The NSF IGERT on Video-Bioinformatics at the University of California, Riverside has developed bio-inspired computer algorithms to determine the emotional state of people from their apparent facial expressions in continuous video. This has applications in lie detection, video games (Microsoft Xbox Kinect), medicine (treatment of Asperger’s syndrome), human-computer interaction, intelligent tutoring systems and affective computing—where a user talks to a computer and the computer understands the user’s expressions and projects emotion of its own to facilitate non-verbal communication, see Fig. 1.

The two novel contributions to state-of-the-art methods are: (1) A face alignment algorithm that is powerful enough to align faces despite facial dynamics, such as pose, expression and gesture. (2) A method, inspired by the behavior of the human visual system, for selectively processing frames, allowing real-time processing. Current face alignment algorithms fail in extreme pose, or when the face is occluded. We overcome this by warping each face to a target image in an intelligent manner. Facial features are precisely aligned while maintaining the facial expression information within each facial feature. Examples of the algorithm are given in Fig. 2. State-of-the-art systems process every frame of video. They are not fast enough for real-time applications. We selectively process a video in the same way the human visual system (HVS) processes a scene. The HVS follows a saccade-pause-saccade pattern where the duration of the pause is proportional to how much information is changed. The pause between processing a new frame is inversely proportional to the amount of facial motion, e.g., an idle subject needs a single frame to describe the expression (Fig. 3, top), whereas an actively expressing subject needs many frames (Fig. 3, bottom). We sample video frames (in slices) at a rate that is inversely proportional to the dominant frequency; this captures how frequently the information is changing in a video.

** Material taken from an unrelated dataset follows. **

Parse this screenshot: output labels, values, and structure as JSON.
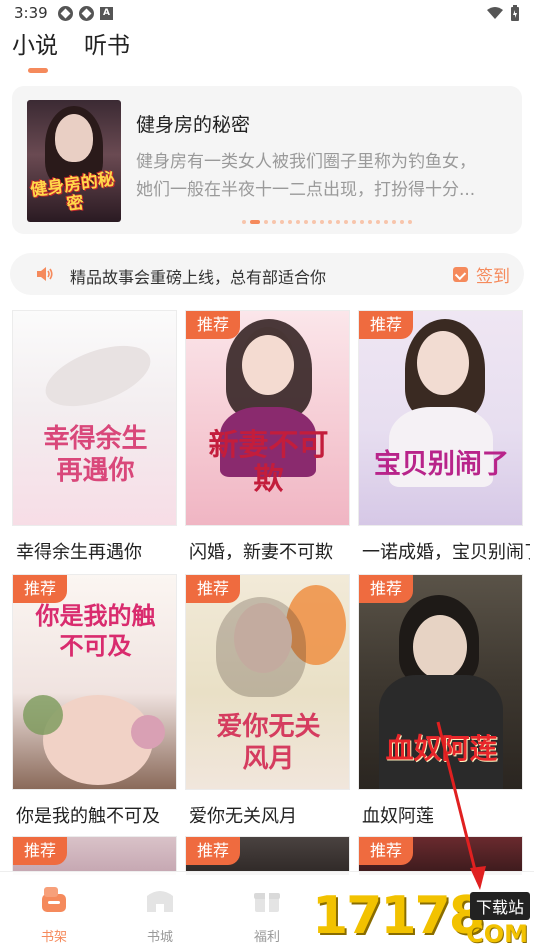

The developed approach was submitted to the Audio/Visual Emotion Challenge 2011, held in the summer, 2011. In the challenge, a user interacted with the Sensitive Artificial Listener, in Fig. 1. The non-verbal feedback was recorded. The objective of the challenge was to detect the emotion expressed by the user. Typically emotion is described in terms of Ekman’s big six: happiness, sadness, fear, surprise, anger and disgust. However, these categories are not exhaustive. A novel representation of emotion is used, proposed by Fontaine et al, where emotion exists along one of the four dimensions: arousal, expectancy, power and valence. The developed approach improved state of the art approach by 10%, see Fig 4. It is our hope that one day computers will be empathetic toward a user’s emotion by understanding expressions, pose and gesture.


A. Cruz, B. Bhanu and S. Yang, “A Psychologically Inspired Match-Score Fusion Model for Video-Based Facial Expression Recognition,” First International Audio/Visual Emotion Challenge and Workshop (AVEC 2011) held in conjunction with 4th Affective Computing and Intelligent Interaction (ACII 2011), Memphis, Tennessee, October 9-12, 2011.

S. Yang and B. Bhanu,” Facial expression recognition using emotion avatar image,” Workshop on Facial Expression Recognition and Analysis Challenge, in conjunction with 9th IEEE Int. Conference Automatic Face and Gesture Recognition, Santa Barbara, March 21-25, 2011. Winner of the International Competition on Facial Expression Recognition.

S. Yang and B. Bhanu, “Understanding discrete facial expressions using emotion avatar image,” IEEE Trans. on Systems, Man and Cybernetics, Part B, Special Issue, Accepted March 16, 2012. In Press.

Address Goals

The activity advances the state-of-the-art in substantial ways. It is an interdisciplinary project at the intersection of cognitive science/psychology and computer science/engineering.

Albert Cruz is an IGERT fellow.